_TASK TO COMPLETE_: Find the word "watermark" below. Copy each line that has it.

_GIVEN RECORDS_:
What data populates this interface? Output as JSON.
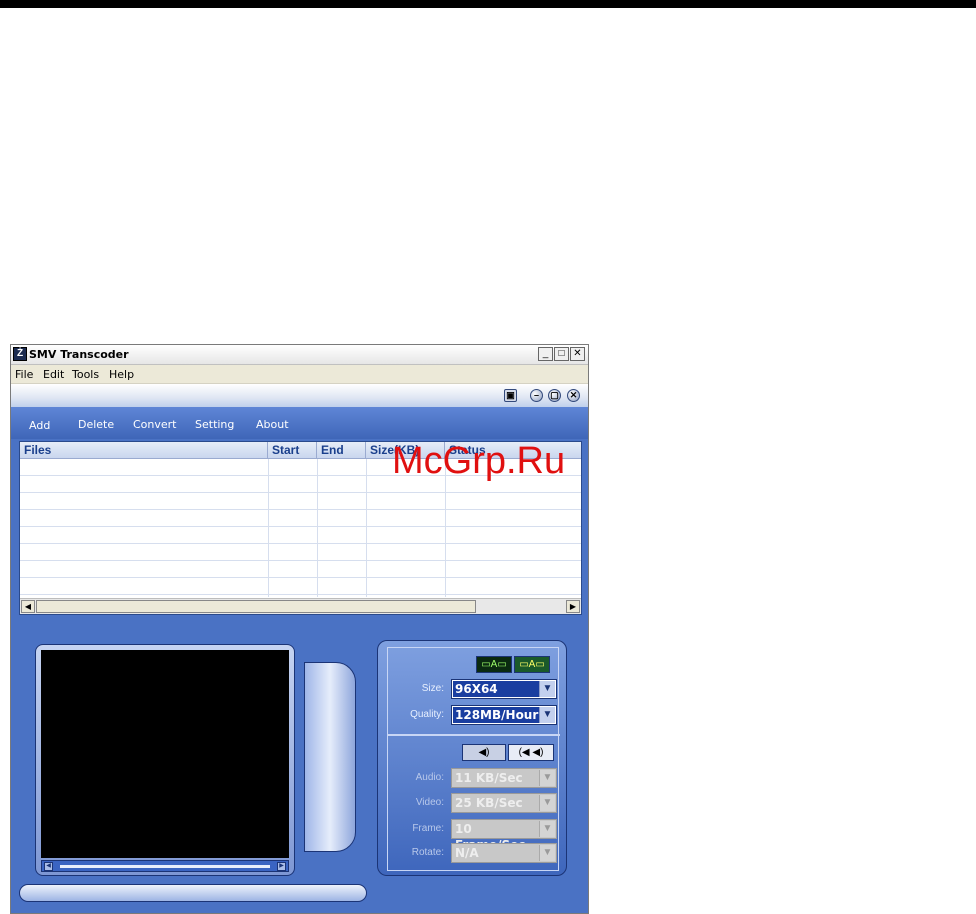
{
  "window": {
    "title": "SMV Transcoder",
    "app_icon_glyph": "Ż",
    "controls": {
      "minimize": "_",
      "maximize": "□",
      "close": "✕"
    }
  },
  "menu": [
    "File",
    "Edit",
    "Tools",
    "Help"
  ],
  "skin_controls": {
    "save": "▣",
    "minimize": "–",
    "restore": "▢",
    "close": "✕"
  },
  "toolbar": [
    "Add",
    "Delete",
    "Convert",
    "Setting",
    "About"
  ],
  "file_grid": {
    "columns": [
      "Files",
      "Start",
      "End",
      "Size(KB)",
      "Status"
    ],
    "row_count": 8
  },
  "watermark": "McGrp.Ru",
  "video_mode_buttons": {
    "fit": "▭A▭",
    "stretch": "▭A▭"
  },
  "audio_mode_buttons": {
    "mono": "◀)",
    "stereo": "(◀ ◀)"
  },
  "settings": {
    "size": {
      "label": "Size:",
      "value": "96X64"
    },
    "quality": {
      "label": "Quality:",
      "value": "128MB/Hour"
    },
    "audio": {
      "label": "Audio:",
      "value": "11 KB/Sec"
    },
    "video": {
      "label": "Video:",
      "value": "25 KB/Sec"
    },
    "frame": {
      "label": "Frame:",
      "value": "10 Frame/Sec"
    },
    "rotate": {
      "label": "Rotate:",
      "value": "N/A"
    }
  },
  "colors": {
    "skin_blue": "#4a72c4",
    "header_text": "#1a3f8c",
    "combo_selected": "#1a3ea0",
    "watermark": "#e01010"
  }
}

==

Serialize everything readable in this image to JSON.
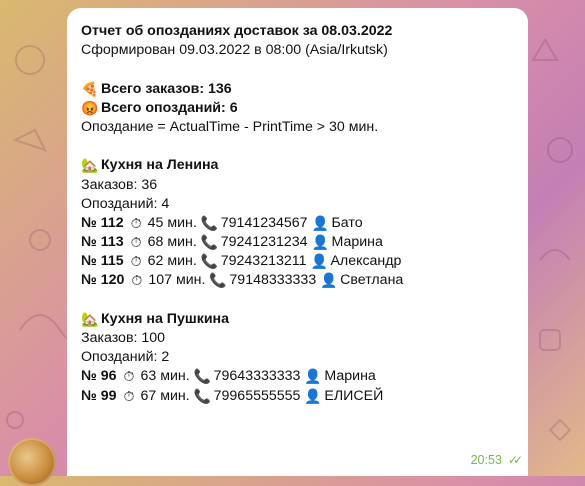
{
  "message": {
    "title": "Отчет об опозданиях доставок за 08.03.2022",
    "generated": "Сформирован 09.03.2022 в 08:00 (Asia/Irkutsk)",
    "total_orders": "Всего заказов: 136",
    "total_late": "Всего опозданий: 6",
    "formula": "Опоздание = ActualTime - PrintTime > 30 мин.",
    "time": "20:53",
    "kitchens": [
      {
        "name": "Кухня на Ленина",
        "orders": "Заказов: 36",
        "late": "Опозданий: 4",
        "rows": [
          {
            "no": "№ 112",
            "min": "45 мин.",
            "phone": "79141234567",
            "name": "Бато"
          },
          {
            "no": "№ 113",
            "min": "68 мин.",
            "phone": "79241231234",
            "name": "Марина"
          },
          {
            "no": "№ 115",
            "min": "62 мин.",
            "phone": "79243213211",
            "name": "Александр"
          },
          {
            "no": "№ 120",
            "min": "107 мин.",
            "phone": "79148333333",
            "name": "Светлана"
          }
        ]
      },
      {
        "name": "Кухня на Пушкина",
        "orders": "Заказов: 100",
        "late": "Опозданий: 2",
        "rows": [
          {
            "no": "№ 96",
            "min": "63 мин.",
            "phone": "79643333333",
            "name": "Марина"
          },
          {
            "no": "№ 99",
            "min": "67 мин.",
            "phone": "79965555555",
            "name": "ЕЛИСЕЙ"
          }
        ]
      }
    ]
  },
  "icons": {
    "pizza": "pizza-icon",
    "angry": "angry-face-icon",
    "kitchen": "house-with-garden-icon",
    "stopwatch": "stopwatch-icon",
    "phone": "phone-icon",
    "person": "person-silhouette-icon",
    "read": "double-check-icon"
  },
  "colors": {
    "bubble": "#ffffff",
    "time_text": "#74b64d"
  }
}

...

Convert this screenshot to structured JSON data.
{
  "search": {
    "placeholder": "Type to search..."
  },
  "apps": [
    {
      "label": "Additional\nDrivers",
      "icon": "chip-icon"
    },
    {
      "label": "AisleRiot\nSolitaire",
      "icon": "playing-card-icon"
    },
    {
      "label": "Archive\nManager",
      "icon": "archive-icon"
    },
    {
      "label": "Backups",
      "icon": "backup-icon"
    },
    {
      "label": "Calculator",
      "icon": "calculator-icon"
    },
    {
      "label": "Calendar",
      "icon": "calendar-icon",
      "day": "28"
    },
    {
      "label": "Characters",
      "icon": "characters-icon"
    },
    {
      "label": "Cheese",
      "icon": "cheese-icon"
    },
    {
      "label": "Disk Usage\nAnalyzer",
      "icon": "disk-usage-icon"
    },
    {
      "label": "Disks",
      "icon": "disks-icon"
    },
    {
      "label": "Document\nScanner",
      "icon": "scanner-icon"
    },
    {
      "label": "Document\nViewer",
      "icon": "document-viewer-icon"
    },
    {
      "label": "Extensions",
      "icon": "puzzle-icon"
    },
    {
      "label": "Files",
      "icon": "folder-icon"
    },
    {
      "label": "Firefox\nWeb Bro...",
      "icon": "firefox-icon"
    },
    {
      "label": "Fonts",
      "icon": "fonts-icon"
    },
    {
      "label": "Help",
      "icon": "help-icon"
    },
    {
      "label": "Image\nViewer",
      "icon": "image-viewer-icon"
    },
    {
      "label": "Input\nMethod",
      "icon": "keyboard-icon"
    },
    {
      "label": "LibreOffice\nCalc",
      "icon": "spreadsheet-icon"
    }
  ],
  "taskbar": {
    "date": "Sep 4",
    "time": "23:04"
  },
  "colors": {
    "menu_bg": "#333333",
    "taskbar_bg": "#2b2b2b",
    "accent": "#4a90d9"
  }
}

_RESULT OF THE EXERCISE_:
  "watermark": "McGrp.Ru",
    "watermark": "#e01010"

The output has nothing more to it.